The Aloe plant is an Succulent with long green, fleshy leaves and spikes along the edges. and a member of the Lily Family.
Every household should have an Aloe plant for use on cuts, burns or sunburns.
The plant itself is very easy to grow. It tolerates poor soil and needs little water, but should be in a sunny spot.
The Egyptians wrote about the healing properties of Aloe at 1500 BC.
Alexander the Great fought for the Somalia Island, where the Aloe plants grew, so he could use them to heal the wounds of his soldiers. Eventually the Arabs carried the Aloe plant to Spain and Asia. Around the 6th century it was used by the Ayurvedic physicians for skin problems, intestinal worms and menstrual discomfort. 1400 years later the Aloe plant is still used for its medicinal wound healing properties
For internal use make sure it contains 98 % of Aloe Vera and no aloin or aloe-emodin
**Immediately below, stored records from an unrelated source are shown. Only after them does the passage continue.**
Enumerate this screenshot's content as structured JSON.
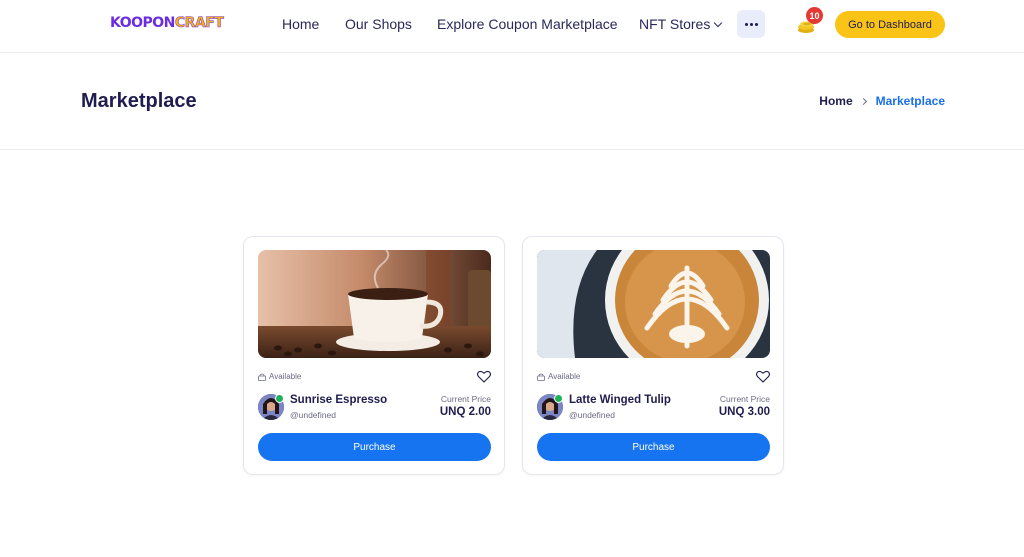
{
  "header": {
    "logo_part1": "KOOPON",
    "logo_part2": "CRAFT",
    "nav": {
      "home": "Home",
      "shops": "Our Shops",
      "explore": "Explore Coupon Marketplace",
      "nft": "NFT Stores"
    },
    "cart_count": "10",
    "dashboard_button": "Go to Dashboard"
  },
  "page": {
    "title": "Marketplace",
    "breadcrumb": {
      "home": "Home",
      "current": "Marketplace"
    }
  },
  "cards": [
    {
      "status": "Available",
      "name": "Sunrise Espresso",
      "owner": "@undefined",
      "price_label": "Current Price",
      "price": "UNQ 2.00",
      "button": "Purchase",
      "image": "espresso-cup-photo"
    },
    {
      "status": "Available",
      "name": "Latte Winged Tulip",
      "owner": "@undefined",
      "price_label": "Current Price",
      "price": "UNQ 3.00",
      "button": "Purchase",
      "image": "latte-art-photo"
    }
  ],
  "colors": {
    "accent": "#1774f0",
    "cta_yellow": "#f9c416",
    "heading": "#1f1d4f",
    "badge_red": "#e53935",
    "verified_green": "#21b05a"
  },
  "icons": [
    "more-icon",
    "cart-icon",
    "chevron-down-icon",
    "chevron-right-icon",
    "lock-icon",
    "heart-icon",
    "verified-icon"
  ]
}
In 1935, the first scientific evidence of the Aloe plant’s wound healing power was documented when a woman’s X Ray burns where successfully treated with the gel from the Aloe plant.
After that, several studies confirmed the healing power on first and second degree burns.
As an ingredient in creams, etc. you will often find it referred to as Aloe Vera (the true Aloe). If you break off a piece of Aloe leaf and squeeze the gel onto the injury, the gel will dry into a natural bandage. Aloe Vera’s capillary-dilating properties increase the blood circulation, thereby reducing the healing time.
For a topical treatment on shingles combine Aloe vera gel with the vitamin E for immediate relief..
Soothe your ulcers with the Aloe vera juice,. same for heartburn’s irritated esophagus.
It is the Aloe enzymes ( brady-kininase) that reduces the swelling and relief pain.
It also contains Magnesium Lactate, which is an antihistamine, and helps relieving the itching associated with the swelling.
Today, you find the Aloe gel in skin care and hair products. If you look at the ingredient list, Aloe Vera should be at or near the top of the list. Creams should contain at least 20% of Aloe Vera.
If you want beautiful skin it is best to use the fresh gel from the plant and not the preserved gel. Through processing a lot of the chemical compounds are lost. Use the older or lower leaves of the Aloe plant first, they contain more gel.
Once the Aloe plant is commercially harvested, it is very important that it is processed very soon. It will lose its healing compound Polysaccharides very quickly. Polysaccharides causes the immune cells to be more active against bacteria and germs. The outer, waxy layer of the leaves is discarded while the inner rind is retained. It contains a high level of nutrients. After freeze drying and pulverization, the powder is ready for encapsulation. Exposure to high temperatures destroys the important enzymes and breaks down the Polysaccharides.
What makes the Aloe Vera so special is that it has about 200 biologically active compounds like Vitamins, Enzymes, Minerals and Amino Acids. They all work together synergistically to help the digestion and bowel function. For internal use make sure it contains at least 98 % of Aloe Vera and no Aloin or Aloe-emodin
In a study by Dr. Jeffrey Bland, he shows that taking the Aloe Vera internally improves the protein digestion and absorption, balances acid levels, improves colonic activity and lowers bowel putrefaction in just one week, thereby reducing chronic inflammation.
If you live in the Southern States, where the Aloe plant grows quite tall, you can cut off a larger piece of the leaf, slice it lengthwise and scrape out the gel. If you add this to your morning smoothie, you benefit from all the 200 phyto-nutrients which are the source of the healing power.
Overuse of the Aloe vera juice may lead to loss of Potassium which is necessary for proper heart function.